(Data shown begins)

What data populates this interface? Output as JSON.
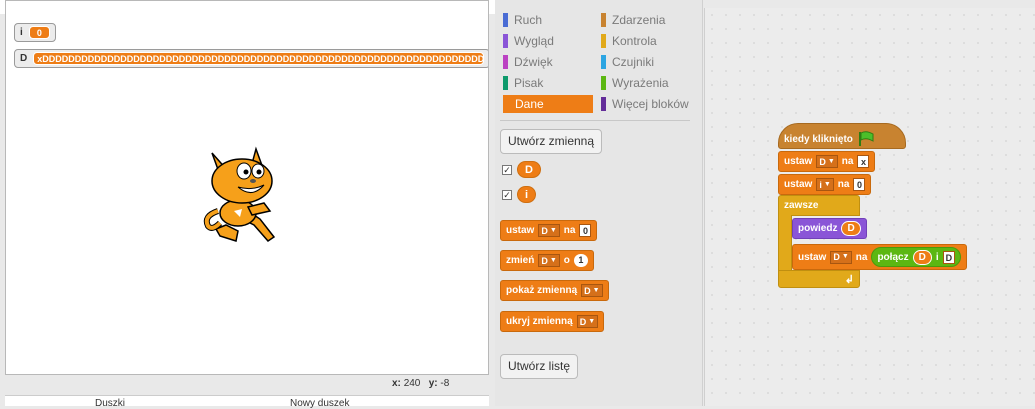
{
  "stage": {
    "version": "v458",
    "monitors": [
      {
        "label": "i",
        "value": "0"
      },
      {
        "label": "D",
        "value": "xDDDDDDDDDDDDDDDDDDDDDDDDDDDDDDDDDDDDDDDDDDDDDDDDDDDDDDDDDDDDDDDDDDDDDDDDDDDDDDDDDDDDDDDDDDDDDDDDDDDDDDD"
      }
    ],
    "coords": {
      "x_label": "x:",
      "x": "240",
      "y_label": "y:",
      "y": "-8"
    },
    "sprite_label": "Duszki",
    "new_sprite_label": "Nowy duszek"
  },
  "categories": [
    {
      "label": "Ruch",
      "color": "#4a6cd4"
    },
    {
      "label": "Zdarzenia",
      "color": "#c88330"
    },
    {
      "label": "Wygląd",
      "color": "#8a55d7"
    },
    {
      "label": "Kontrola",
      "color": "#e1a91a"
    },
    {
      "label": "Dźwięk",
      "color": "#bb42c3"
    },
    {
      "label": "Czujniki",
      "color": "#2ca5e2"
    },
    {
      "label": "Pisak",
      "color": "#0e9a6c"
    },
    {
      "label": "Wyrażenia",
      "color": "#5cb712"
    },
    {
      "label": "Dane",
      "color": "#ee7d16"
    },
    {
      "label": "Więcej bloków",
      "color": "#632d99"
    }
  ],
  "palette": {
    "make_var": "Utwórz zmienną",
    "make_list": "Utwórz listę",
    "vars": [
      "D",
      "i"
    ],
    "set": {
      "a": "ustaw",
      "var": "D",
      "b": "na",
      "val": "0"
    },
    "change": {
      "a": "zmień",
      "var": "D",
      "b": "o",
      "val": "1"
    },
    "show": {
      "a": "pokaż zmienną",
      "var": "D"
    },
    "hide": {
      "a": "ukryj zmienną",
      "var": "D"
    }
  },
  "script": {
    "hat": "kiedy kliknięto",
    "set1": {
      "a": "ustaw",
      "var": "D",
      "b": "na",
      "val": "x"
    },
    "set2": {
      "a": "ustaw",
      "var": "i",
      "b": "na",
      "val": "0"
    },
    "forever": "zawsze",
    "say": {
      "a": "powiedz",
      "var": "D"
    },
    "set3": {
      "a": "ustaw",
      "var": "D",
      "b": "na",
      "join": "połącz",
      "r1": "D",
      "mid": "i",
      "r2": "D"
    }
  }
}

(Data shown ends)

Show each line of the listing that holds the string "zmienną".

    "make_var": "Utwórz zmienną",
      "a": "pokaż zmienną",
      "a": "ukryj zmienną",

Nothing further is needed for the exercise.